- **EXERCISE PROMPT**
Across all the records below, how many lines contain "desc"? Respond with only the number.

- **DATA IN THIS EXERCISE**
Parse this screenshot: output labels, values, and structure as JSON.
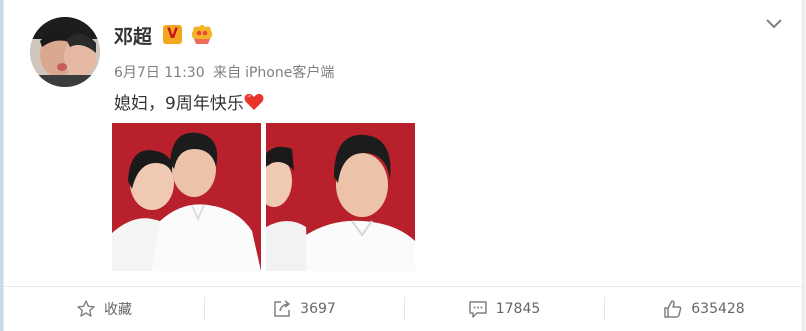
{
  "post": {
    "username": "邓超",
    "verified_badge": "V",
    "time": "6月7日 11:30",
    "source_prefix": "来自",
    "source": "iPhone客户端",
    "text": "媳妇，9周年快乐"
  },
  "actions": {
    "favorite": "收藏",
    "repost_count": "3697",
    "comment_count": "17845",
    "like_count": "635428"
  },
  "colors": {
    "accent": "#ff8200",
    "photo_background": "#b8202b"
  }
}
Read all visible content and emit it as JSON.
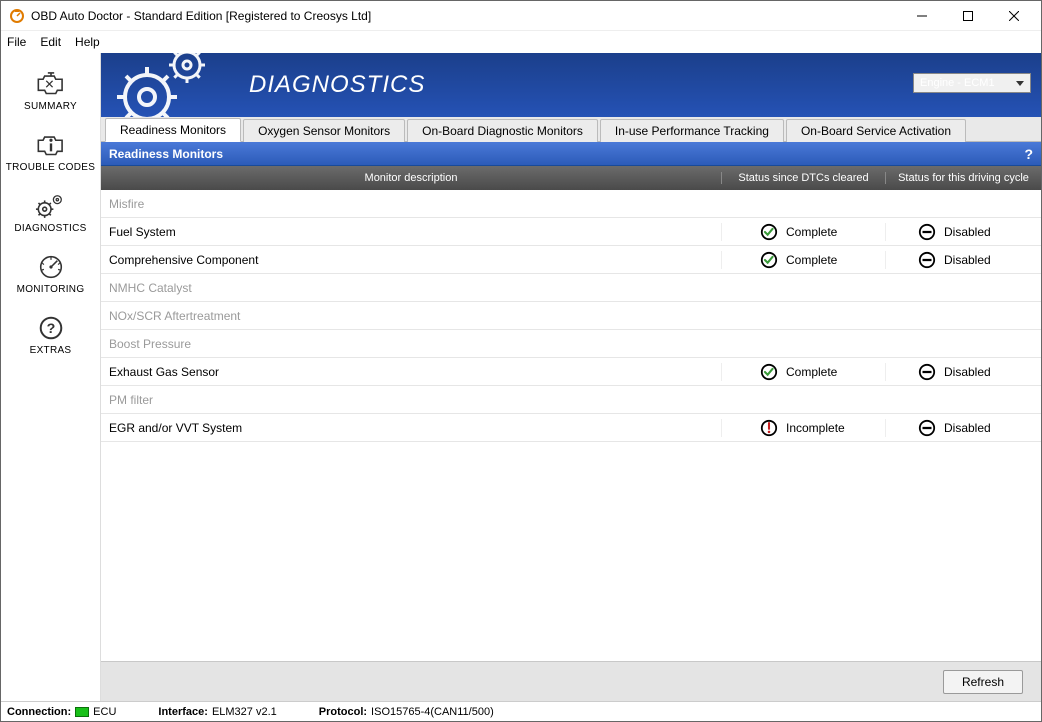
{
  "window": {
    "title": "OBD Auto Doctor - Standard Edition [Registered to Creosys Ltd]"
  },
  "menu": {
    "file": "File",
    "edit": "Edit",
    "help": "Help"
  },
  "sidebar": {
    "summary": "SUMMARY",
    "trouble": "TROUBLE CODES",
    "diagnostics": "DIAGNOSTICS",
    "monitoring": "MONITORING",
    "extras": "EXTRAS"
  },
  "banner": {
    "title": "DIAGNOSTICS",
    "ecu_selected": "Engine - ECM1"
  },
  "tabs": {
    "readiness": "Readiness Monitors",
    "oxygen": "Oxygen Sensor Monitors",
    "onboard": "On-Board Diagnostic Monitors",
    "inuse": "In-use Performance Tracking",
    "service": "On-Board Service Activation"
  },
  "section": {
    "title": "Readiness Monitors",
    "help": "?"
  },
  "columns": {
    "desc": "Monitor description",
    "status1": "Status since DTCs cleared",
    "status2": "Status for this driving cycle"
  },
  "rows": {
    "r0": {
      "desc": "Misfire"
    },
    "r1": {
      "desc": "Fuel System",
      "s1": "Complete",
      "s2": "Disabled"
    },
    "r2": {
      "desc": "Comprehensive Component",
      "s1": "Complete",
      "s2": "Disabled"
    },
    "r3": {
      "desc": "NMHC Catalyst"
    },
    "r4": {
      "desc": "NOx/SCR Aftertreatment"
    },
    "r5": {
      "desc": "Boost Pressure"
    },
    "r6": {
      "desc": "Exhaust Gas Sensor",
      "s1": "Complete",
      "s2": "Disabled"
    },
    "r7": {
      "desc": "PM filter"
    },
    "r8": {
      "desc": "EGR and/or VVT System",
      "s1": "Incomplete",
      "s2": "Disabled"
    }
  },
  "buttons": {
    "refresh": "Refresh"
  },
  "status": {
    "conn_label": "Connection:",
    "conn_value": "ECU",
    "iface_label": "Interface:",
    "iface_value": "ELM327 v2.1",
    "proto_label": "Protocol:",
    "proto_value": "ISO15765-4(CAN11/500)"
  }
}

- **SOLUTION TO THE EXERCISE**
10